You may be interested in:

Generation Wealth

Generation Wealth Looking back at the ostentatious tribes of the early 2000s   By Lauren Greenfield, Director of Award Winning Ad Campaign “Like a Girl”, anthropologist and writerLAUREN GREENFIELD/INSTITUTE Xue Qiwen, 43, in her Shanghai apar​tment, decorated...

The Renaissance of “Me”

The Renaissance of “Me” By Franco Bonadio, Managing Partner, Human TruthsBill Alberti, Managing Partner, Human TruthsMachiko Wilson, Associate ConsultantBy default, we tend to look at one thing as “better than” another. It doesn’t really matter what it is. You can...

Introducing the Express Arena

Introducing the Express Arena By Jessica DeVlieger, Global CEOA surprising new behavioral trend has been observed in the UK; British people - a nation famously obsessed with class - are starting to hide their privilege.In January 2020, Sam Friedman, a sociologist at...

Rebuilding Women’s Health from the Patient Up

Reimagining Women’s HealthThe world of women’s healthcare is primed for disruption, at least if you’re talking to the women who comprise the market of this $10B*+ industry – and we are. In this report, we reimagine women’s healthcare with everyday women leading the...

From push to pull

From push to pull Jessica DeVlieger, Global CEOHow do you move your brand from push to pull?You communicate at eye-level.You speak to people’s souls.You act more human.You become more relevant.Push marketing has been stuck in controversy for some time. Consumers'...

Mary Barra, Chair and CEO, General Motors: On The Road to an All-Electric Future
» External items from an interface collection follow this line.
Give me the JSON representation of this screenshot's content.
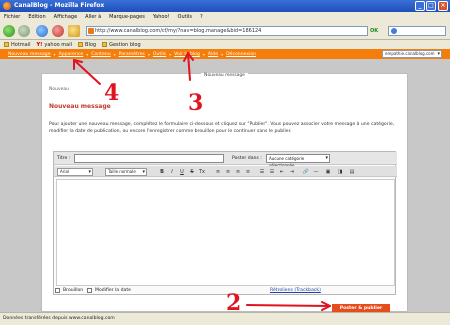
{
  "browser": {
    "window_title": "CanalBlog - Mozilla Firefox",
    "menu": [
      "Fichier",
      "Edition",
      "Affichage",
      "Aller à",
      "Marque-pages",
      "Yahoo!",
      "Outils",
      "?"
    ],
    "url": "http://www.canalblog.com/cf/my/?nav=blog.manage&bid=186124",
    "go_label": "OK",
    "bookmarks": [
      "Hotmail",
      "yahoo mail",
      "Blog",
      "Gestion blog"
    ],
    "status": "Données transférées depuis www.canalblog.com"
  },
  "sitebar": {
    "items": [
      "Nouveau message",
      "Apparence",
      "Contenu",
      "Paramètres",
      "Outils",
      "Voir le blog",
      "Aide",
      "Déconnexion"
    ],
    "blog_select": "empathie.canalblog.com"
  },
  "page": {
    "top_label": "Nouveau message",
    "breadcrumb": "Nouveau",
    "title": "Nouveau message",
    "intro": "Pour ajouter une nouveau message, complétez le formulaire ci-dessous et cliquez sur \"Publier\". Vous pouvez associer votre message à une catégorie, modifier la date de publication, ou encore l'enregistrer comme brouillon pour le continuer sans le publier."
  },
  "editor": {
    "title_label": "Titre :",
    "date_label": "Poster dans :",
    "category_value": "Aucune catégorie sélectionnée",
    "font_value": "Arial",
    "size_value": "Taille normale",
    "toolbar_icons": [
      "B",
      "I",
      "U",
      "S",
      "Tx",
      "≡",
      "≡",
      "≡",
      "≡",
      "☰",
      "☰",
      "⇤",
      "⇥",
      "🔗",
      "—",
      "▣",
      "◨",
      "▤"
    ]
  },
  "footer": {
    "draft_label": "Brouillon",
    "modify_date_label": "Modifier la date",
    "trackback_label": "Rétroliens (Trackback)",
    "publish_label": "Poster & publier"
  },
  "annotations": {
    "colors": {
      "accent": "#e0141e",
      "orange": "#f57e0a"
    },
    "numbers": [
      "4",
      "3",
      "2"
    ]
  }
}
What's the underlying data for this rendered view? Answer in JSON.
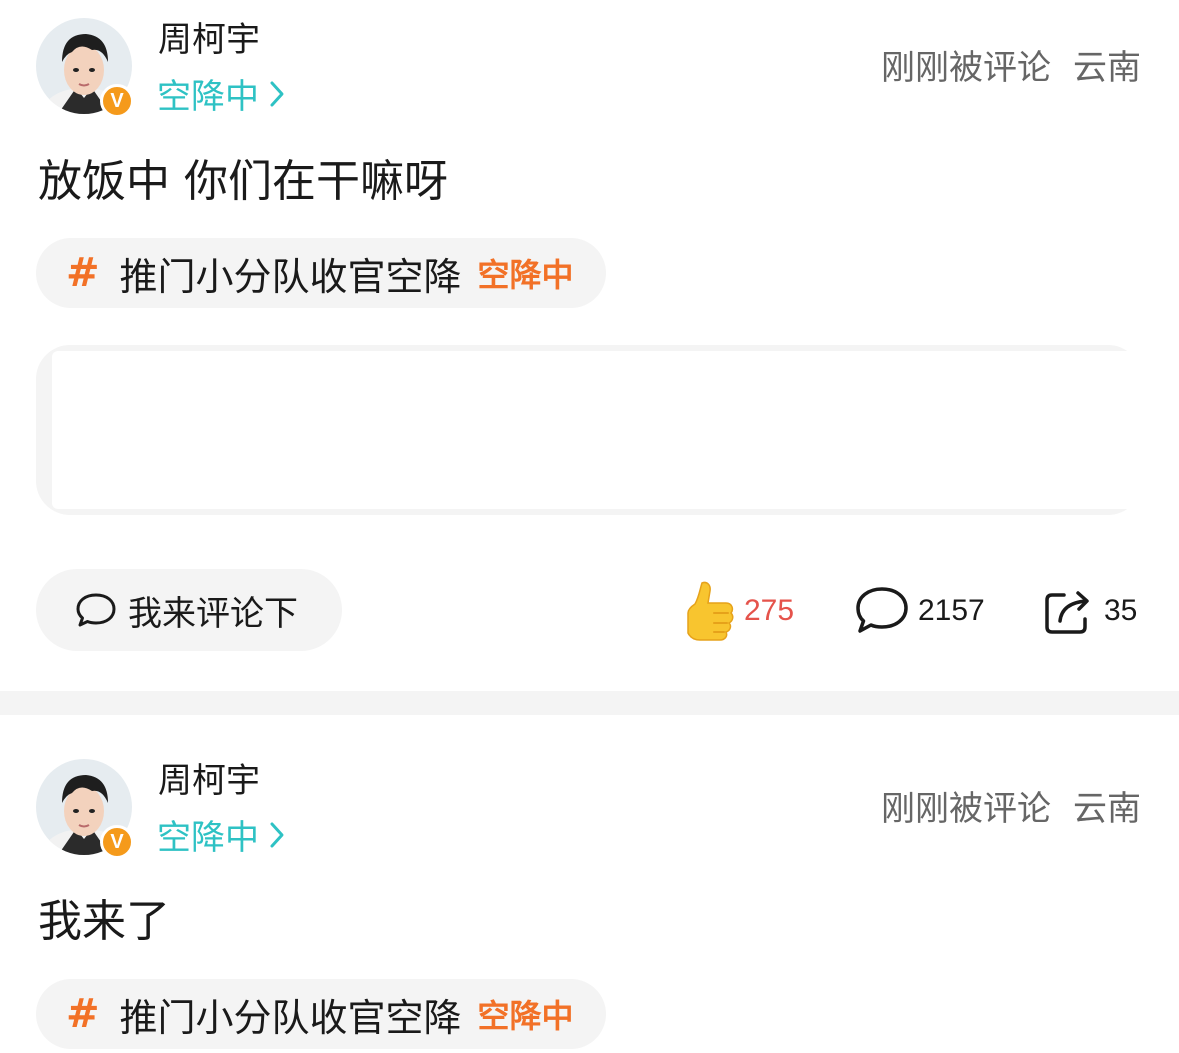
{
  "posts": [
    {
      "username": "周柯宇",
      "status": "空降中",
      "meta_time": "刚刚被评论",
      "meta_location": "云南",
      "content": "放饭中 你们在干嘛呀",
      "topic": {
        "title": "推门小分队收官空降",
        "badge": "空降中"
      },
      "verified_mark": "V"
    },
    {
      "username": "周柯宇",
      "status": "空降中",
      "meta_time": "刚刚被评论",
      "meta_location": "云南",
      "content": "我来了",
      "topic": {
        "title": "推门小分队收官空降",
        "badge": "空降中"
      },
      "verified_mark": "V"
    }
  ],
  "actions": {
    "comment_placeholder": "我来评论下",
    "likes": "275",
    "comments": "2157",
    "shares": "35"
  },
  "colors": {
    "accent_teal": "#2ec2c4",
    "topic_orange": "#f27127",
    "like_red": "#e5534b",
    "badge_orange": "#f59a1b"
  },
  "icons": [
    "chevron-right-icon",
    "hash-icon",
    "comment-bubble-icon",
    "thumbs-up-icon",
    "share-icon",
    "verified-badge-icon"
  ]
}
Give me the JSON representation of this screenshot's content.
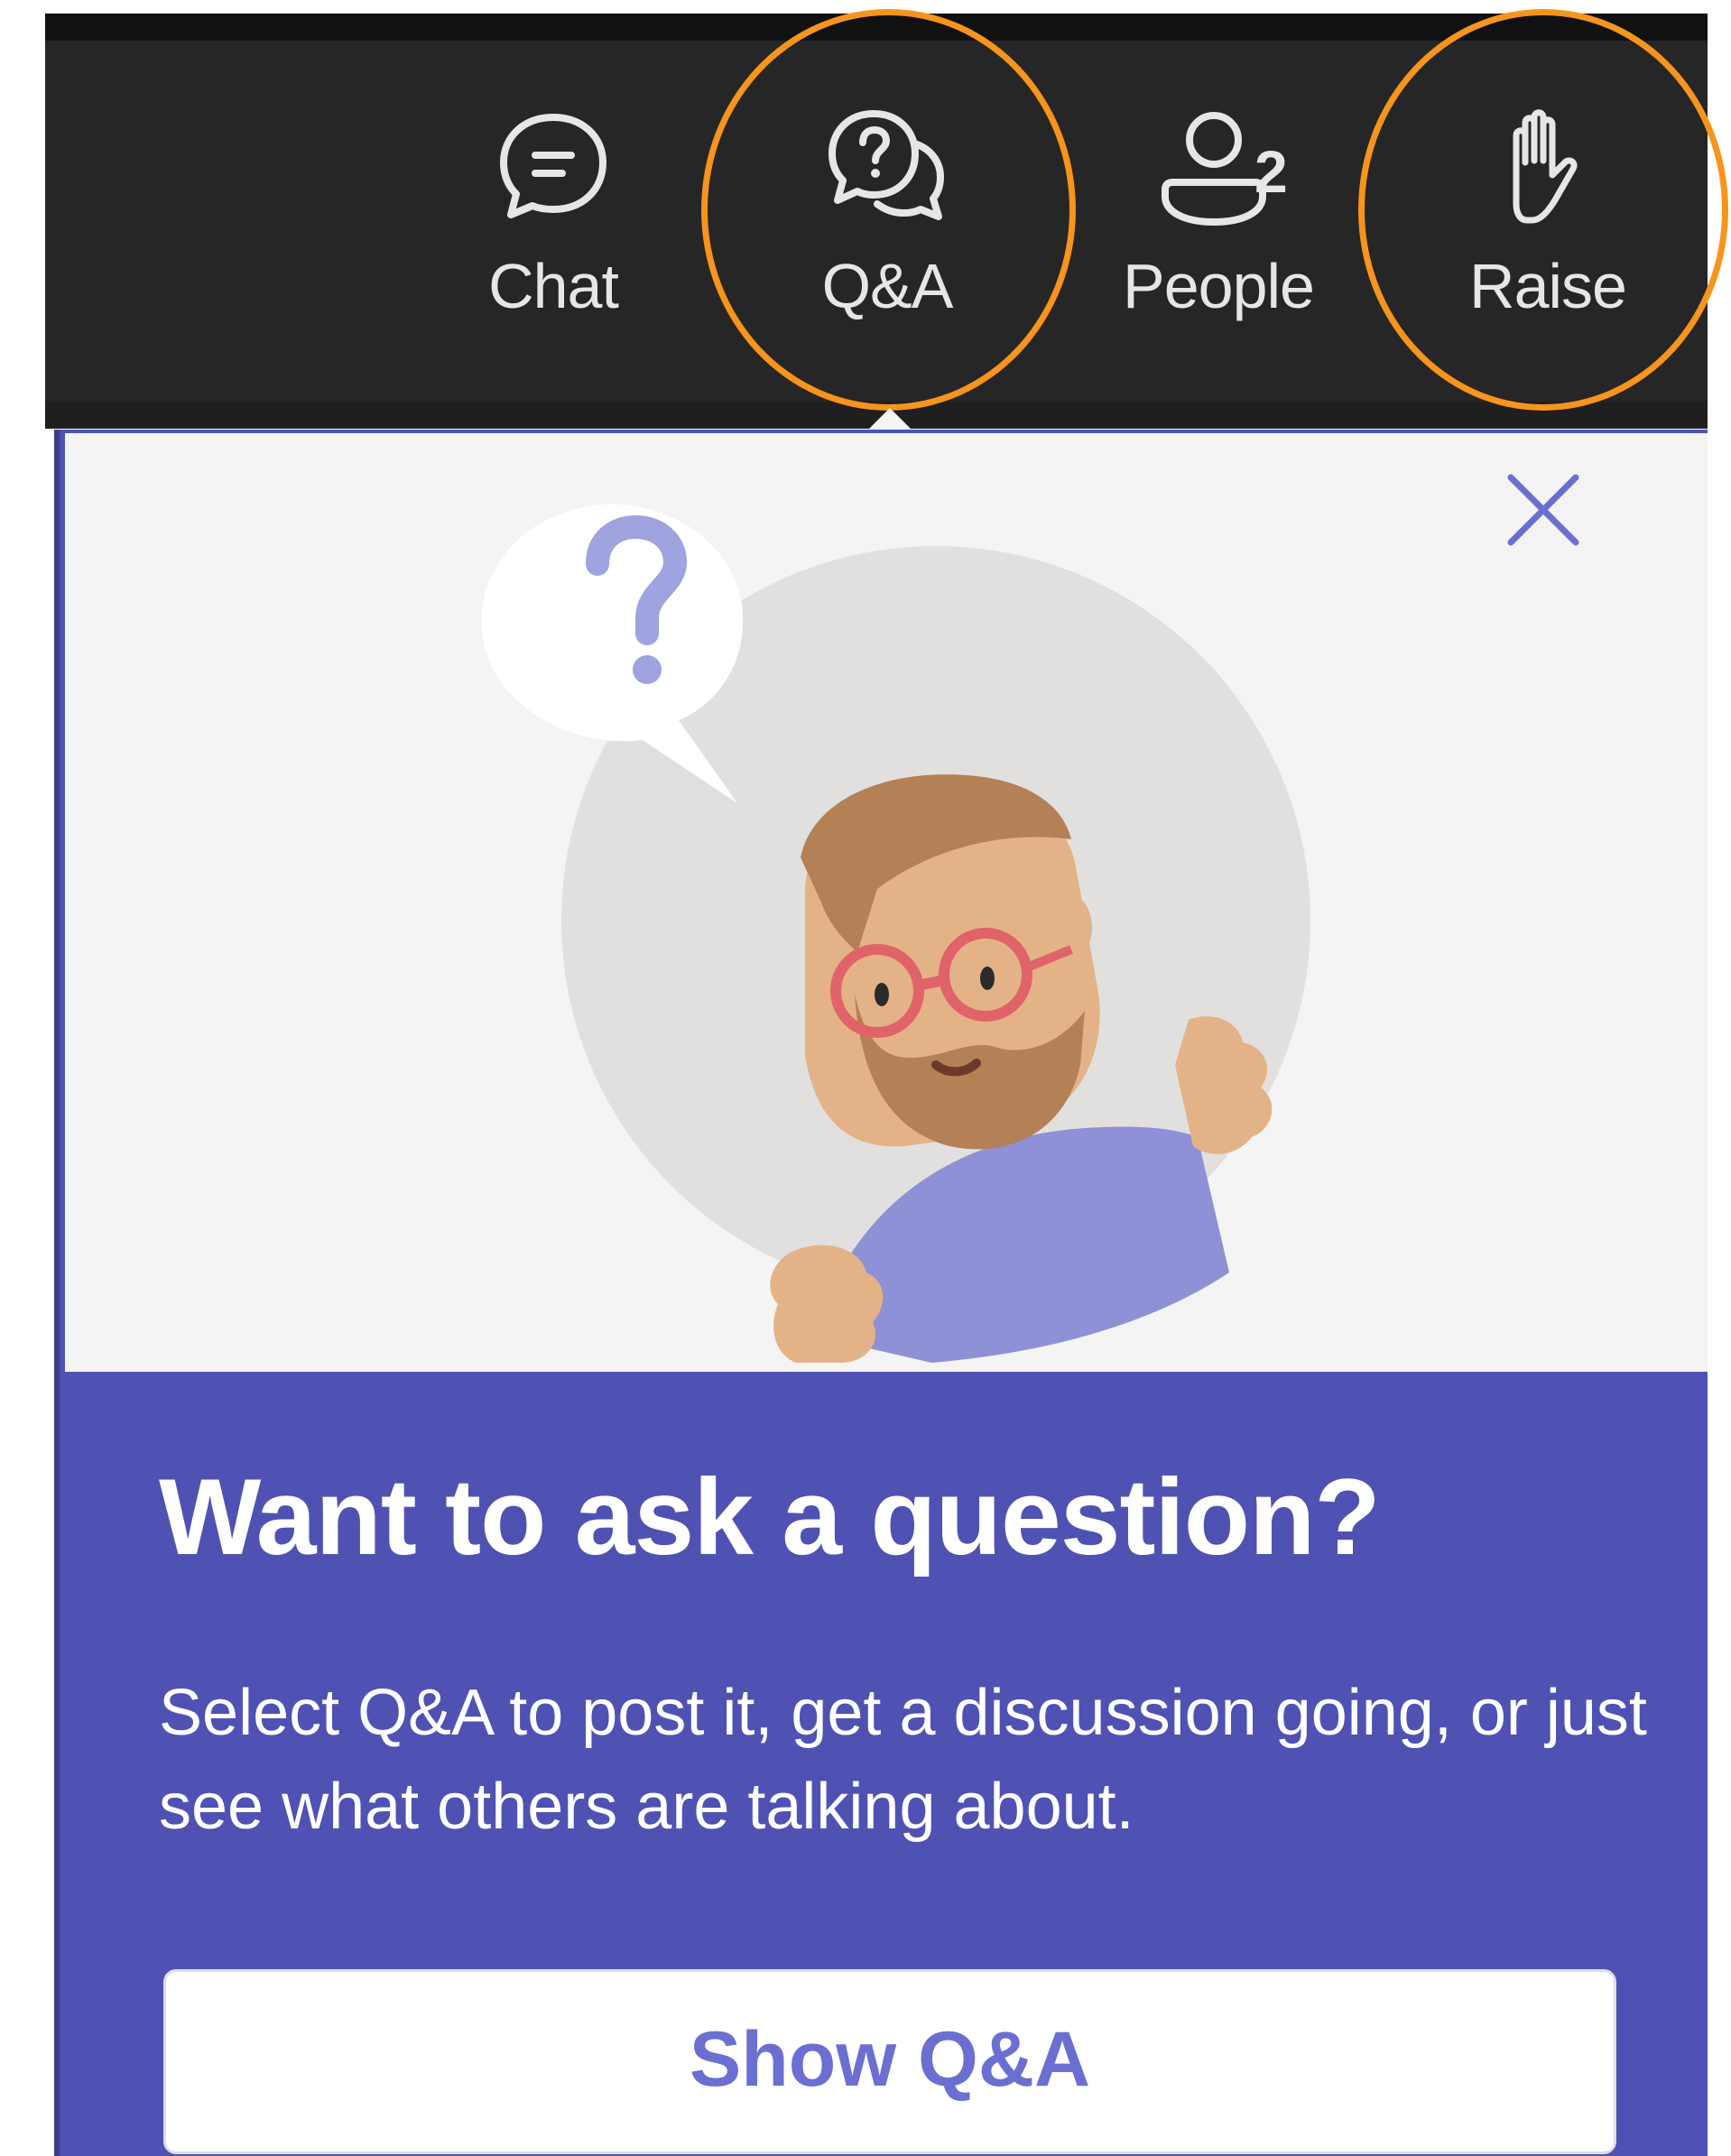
{
  "toolbar": {
    "chat_label": "Chat",
    "qa_label": "Q&A",
    "people_label": "People",
    "people_count": "2",
    "raise_label": "Raise"
  },
  "popover": {
    "title": "Want to ask a question?",
    "description": "Select Q&A to post it, get a discussion going, or just see what others are talking about.",
    "button_label": "Show Q&A",
    "illustration": "person-with-question-bubble"
  },
  "colors": {
    "toolbar_bg": "#262626",
    "card_bg": "#4f52b2",
    "highlight": "#f7941d",
    "button_text": "#6b6fd1"
  },
  "icons": {
    "chat": "chat-icon",
    "qa": "qa-icon",
    "people": "people-icon",
    "raise": "raise-hand-icon",
    "close": "close-icon"
  }
}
Mary Barra, Chair and CEO, General Motors: On The Road to an All-Electric FutureSubscribe to the Outside In podcast: At the beginning of 2021, Mary Barra, Chair and CEO at General Motors, set an ambitious goal for the legendary automaker: end tailpipe emissions from...

John Kotter, Harvard Business School: The Principles, Practices, and Science of Change

John Kotter, Harvard Business School: The Principles, Practices, and Science of ChangeSubscribe to the Outside In podcast: Change is hard. And it never stops. The volatility, speed, and uncertainty that comes with change has been increasing exponentially over the past...

Pam Lifford, President, Global Brands & Experiences, Warner Bros.: Fans and the Power of Listening

Pam Lifford, President, Global Brands & Experiences, Warner Bros.: Fans and the Power of Listening Subscribe to the Outside In podcast: Harry Potter. Batman. Looney Tunes. Game of Thrones. Each of these iconic franchises has shaped popular culture for years....

Reshma Saujani: Fighting for Gender Parity and a ‘Marshall Plan for Moms’

Reshma Saujani: Fighting for Gender Parity and a ‘Marshall Plan for Moms’Subscribe to the Outside In podcast: Reshma Saujani founded Girls Who Code in 2012, with a mission to close the gender gap in computer science and educate and prepare girls for careers in the...

Franklin Leonard: The Black List That’s Changing Hollywood

Franklin Leonard: The Black List That’s Changing HollywoodSubscribe to the Outside In podcast: Before “Argo,” “Juno,” “Slumdog Millionaire,” and “The King’s Speech” became some of the most successful films in Hollywood (and subsequently went on to win Oscars), they...